Recently injured University of Alabama quarterback, Tua Tagovailoa, is hoping TightRope ankle surgery will help get him off the bench and back in the game long before the season’s end.
Tagovailoa suffered a high ankle sprain during a mid-October game against long-time rival, Tennessee. Crimson Tide fans are counting the days until he’s cleared to return to the football field. With the innovative TightRope procedure, they shouldn’t have long to wait.
Innovation That Makes a Difference
TightRope ankle surgery is used to repair injured or torn ligaments that result from a high ankle sprain or to treat certain types of fractures, according to Dr. Nicholas T. Gates, an orthopaedic surgeon with OrthoCincy Orthopaedics & Sports Medicine who specializes in ankle surgery.
In more traditional ankle surgery, a screw is used to stabilize the injured ankle while the torn ligaments or broken bones healed. The screw’s rigidity prevents much movement during the early stages of recovery, which requires several months of rehabilitation and restricted activity. Once the ankle heals, a second surgery is required to remove the screw.
During the TightRope procedure, a hole is drilled across the two leg bones and a strong suture is made with a braided polyethylene cord. The cord goes through the drilled hole and holds the leg bones together to stabilize the injured ankle. The “tightrope” that’s created takes the place of the injured ligaments and provides long-term stability and improved function while they heal. The tightrope stays in place and does not require a second surgery for removal.
The end result is “a speedier recovery, faster rehab and earlier return to play,” said Dr. Gates.
“I began doing TightRope about seven years ago. In the ‘old days’ we couldn’t let a person move or walk on their injured ankle because the screw we used for the repair was too rigid to allow normal motion,” said Dr. Gates. “With TightRope, normal motion of the ankle is restored early on.”
Not Just for Athletes
The desire for a faster recovery and shorter rehabilitation is not limited to high-level athletes.
“Everyone wants to return to normal quickly. An earlier return to your job, your hobbies, your everyday life – that’s everything to a lot of people,” said Dr. Gates.
Hanna Mills, a college student and kickbox instructor, couldn’t agree more. Hanna recently sustained a high ankle sprain when she jumped off the dock at Licking River and unexpectedly landed in shallow water.
“I went to the ER and they put me in a splint and gave me crutches,” Hanna said. When that didn’t provide relief, Hanna sought out Dr. Gates, who told her she’d torn the ligaments in her ankle and separated her leg bones. “He said I needed surgery right now,” Hanna explained.

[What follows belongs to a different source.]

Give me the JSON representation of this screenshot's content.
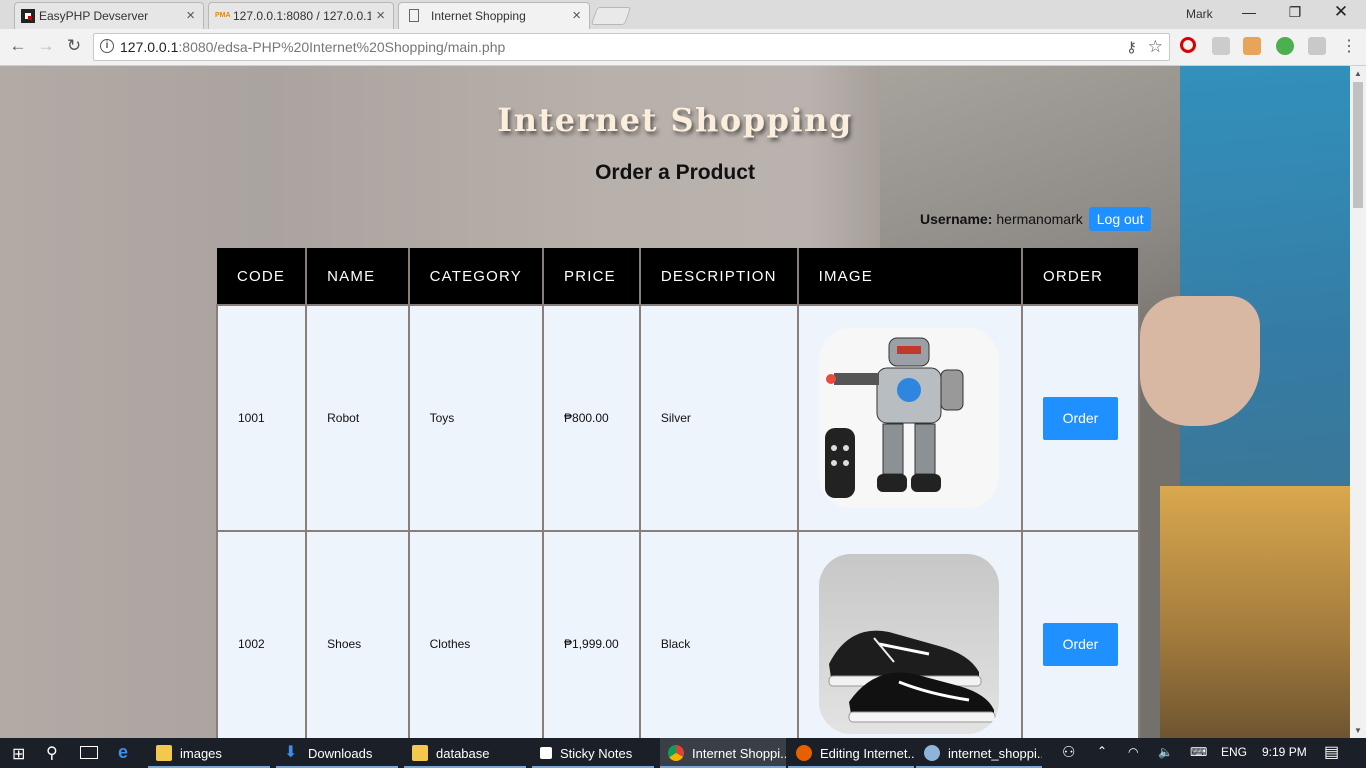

Hanna had TightRope surgery to repair her ankle and within just a few days she was back in class studying massage therapy. She’s wearing a protective boot and doing physical therapy several weeks earlier than would’ve been possible with standard ankle repair and she no longer needs crutches to get around.
Like Tagovailoa, Hanna doesn’t expect her injury to keep her on the sidelines for long.
“I’m so grateful,” she said. “Everyone recommended Dr. Gates. He knew right off the bat what was wrong with my ankle. He sat down with me, talked to me and answered all my questions. He broke down everything for me and made sure I understood. In a couple weeks I’ll be fine.”
For more information about this procedure or about Dr. Gates and the affiliated orthopaedic surgeons at OrthoCincy Orthopaedics & Sports Medicine, visit orthocincy.com or call (859) 301-BONE (2663).